Thursday, 5 October 2017

Upcycling project: Make Do and Mend meets modern technology!

I like wrapping up warm in cosy layers for autumn and winter, but I always end up with cold hands because I'm having to pull my gloves off to use my phone. Some shops do sell smartphone-compatible woolly gloves, but I prefer fitted leather (or faux equivalent) gloves, and I already have about a dozen pairs, so I really don't need any more! (Please don't judge me, some of them were gifts!)

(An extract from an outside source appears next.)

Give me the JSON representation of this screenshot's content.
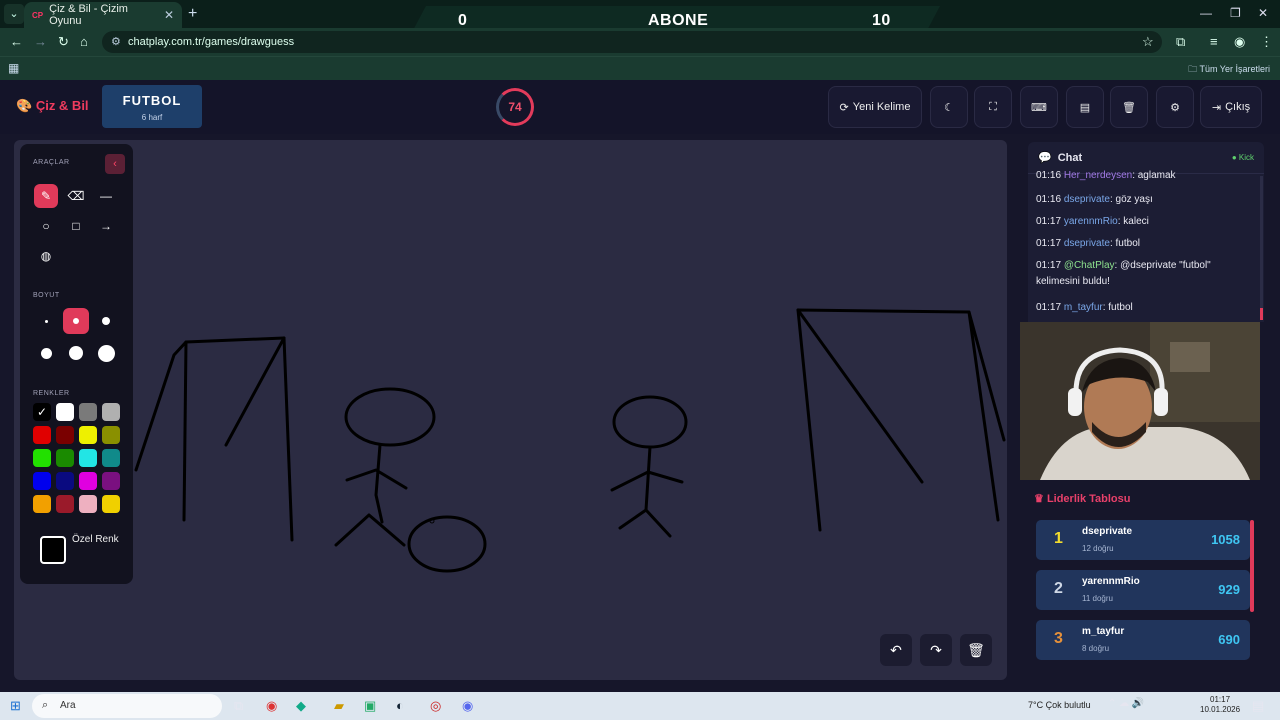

I have a couple of older pairs with worn fingertips, so I decided to darn these with conductive thread, to make them stronger as well as smartphone friendly. I bought a bobbin of conductive thread online, there's enough thread on it for several pairs of gloves. I have a vintage tool for glove darning (to fill out the fingers so I don't accidentally sew them closed), but a chunky pen, or a spoon handle, would work just as well.

The thread needs to come into contact with your fingers as well as the touch-screen of your phone, so I needed to make sure my stitches went all the way through the fabric of the gloves. As well as darning over the hole in the thumb of this pair of gloves, I stitched a patch on the other thumb and both forefingers as well. I spent a couple of minutes swiping through some apps on my phone first, to work out which part of my finger came into contact with the screen to make sure I stitched the right area of the fingertips on the gloves.

To strengthen the worn fingertips and ensure the conductive thread patch would definitely work, these horizontal stitches also run parallel on the inside of the glove.

The vertical stitches catch the longer threads firmly to the glove, creating a dense patch that will make contact with my finger and the phone, and won't unravel or get caught on anything.

It was really satisfying using my phone with gloves on when they were done! I might not have quite enough dexterity to type a text wearing gloves, but I can use the camera, change my music or answer a call.

1 comment:

  1. Now, that's a really great idea! Thanks for sharing. Did you use a regular needle, btw, or a triangular leather one?